In this study, control of various grammatical operations such as coreferential deletion, reflexivization, coordination, subordination, pronominalization and relativization are studied in the language of one small part of the Pali canon, i.e., three chapters (78 pages) of the Mahavagga of the Vinaya Pitaka, thereby limiting the study as much as possible to the language of one particular time and place and avoiding later influences. The basis of the study are the syntactic-semantic primitives A (transitive agent), S (intransitive subject) and O (transitive patient), as well as experiencer/experiencee. Also, Dixon's (1979, 1994) and Foley/Van Valin's (1985) somewhat differing concepts of 'pivot' are employed. It was found that all verbal categories, with the exception of the finite passive, treat A, S and O the same, irrespective of their case. The results can be summarized as follows:

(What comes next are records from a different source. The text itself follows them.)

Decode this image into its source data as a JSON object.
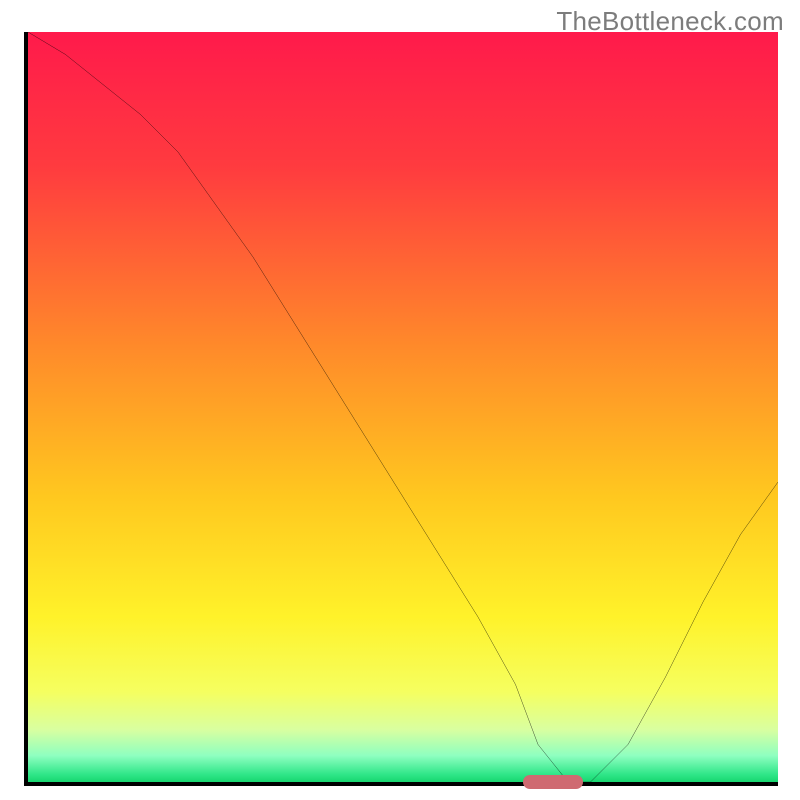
{
  "watermark": "TheBottleneck.com",
  "chart_data": {
    "type": "line",
    "title": "",
    "xlabel": "",
    "ylabel": "",
    "xlim": [
      0,
      100
    ],
    "ylim": [
      0,
      100
    ],
    "grid": false,
    "x": [
      0,
      5,
      10,
      15,
      20,
      25,
      30,
      35,
      40,
      45,
      50,
      55,
      60,
      65,
      68,
      72,
      75,
      80,
      85,
      90,
      95,
      100
    ],
    "values": [
      100,
      97,
      93,
      89,
      84,
      77,
      70,
      62,
      54,
      46,
      38,
      30,
      22,
      13,
      5,
      0,
      0,
      5,
      14,
      24,
      33,
      40
    ],
    "optimal_zone": {
      "x_start": 66,
      "x_end": 74,
      "y": 0
    },
    "background_gradient": {
      "stops": [
        {
          "pos": 0.0,
          "color": "#ff1a4b"
        },
        {
          "pos": 0.18,
          "color": "#ff3b3f"
        },
        {
          "pos": 0.42,
          "color": "#ff8a2a"
        },
        {
          "pos": 0.62,
          "color": "#ffc81f"
        },
        {
          "pos": 0.78,
          "color": "#fff22a"
        },
        {
          "pos": 0.88,
          "color": "#f5ff60"
        },
        {
          "pos": 0.93,
          "color": "#d9ffa0"
        },
        {
          "pos": 0.965,
          "color": "#8effc0"
        },
        {
          "pos": 0.99,
          "color": "#2fe688"
        },
        {
          "pos": 1.0,
          "color": "#17d66f"
        }
      ]
    }
  }
}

- Reflexivization and equi-NP deletion operate on a SEMANTIC
agentive S and A);
- Pronominalization is triggered by the TOPIC (whether this be a core or non-core noun);
- Subordination involoving clauses in the locativus absolutus construction operates on a purely SYNTACTIC PIVOT (i.e., S/A);
- Main clause coordination operates along a PRAGMATIC PIVOT (core NP as topic occupying clause initial position), in which S and A may only delete a coreferential S or A, and O only a coreferential O, regardless of case;
- Subordination involving a verbum absolutivum operates along a SYNTACTIC PIVOT (S/A) which is restricted to the PRAGMATIC PIVOT (core NP in clause-initial position of the clause it appears in).
Also, it was found that word order in the Pali of our text sample is of grammatical significance, as it plays the decisive role in clause combining.
The results also call the theory of the development of the modern-day ergative constructions from an originally passive one into question, as it was found that the transitive patient controls NONE of the grammatical operations under study which it should be expected to do in a passive construction. Also, as the periphrastic perfect in Pali marks S and O in the nominative and differently from A, this is already an ergative pattern in Pali, with the exception that the nominative is not unmarked morphologically, i.e., it is not identical with the absolutive. Hence, the periphrastic perfect is considered an "ergative-like" construction.
Concerning the development of the periphrastic perfect: The PPP (and the gerundive) is considered in this study to have originally been a resultative verbal adjective, not (necessarily) passive. On the basis of this, and using the theory of grammaticalization as this applies to the respective verbal categories, a different development for the periphrastic perfect is given, one in which the development of the perfect of transitive verbs in many ways parallels that of the languages of western Europe. The functions assumed in these languages by the formally transitive verb 'have', i.e., above all possession and concomitance, are expressed by nominal phrases in Indo-Aryan. These two constructions directly influenced the syntax of the perfect of transitive verbs in Indo-Aryan. In the first construction, the PPP agrees with O in case, number and gender and A appears in the genitive, the same construction used to denote possession. In the second, more common, pattern, A appears in the instrumental, which was originally used alone to denote concomitance. In the perfect of intransitive verbs, S appears in nominative and the PPP agrees with it in gender, number and case.
As of February / March, 1997 copies may be obtained from:
Dekanat der Philosophischen Fakultaet
Christian-Albrechts-Universitaet zu Kiel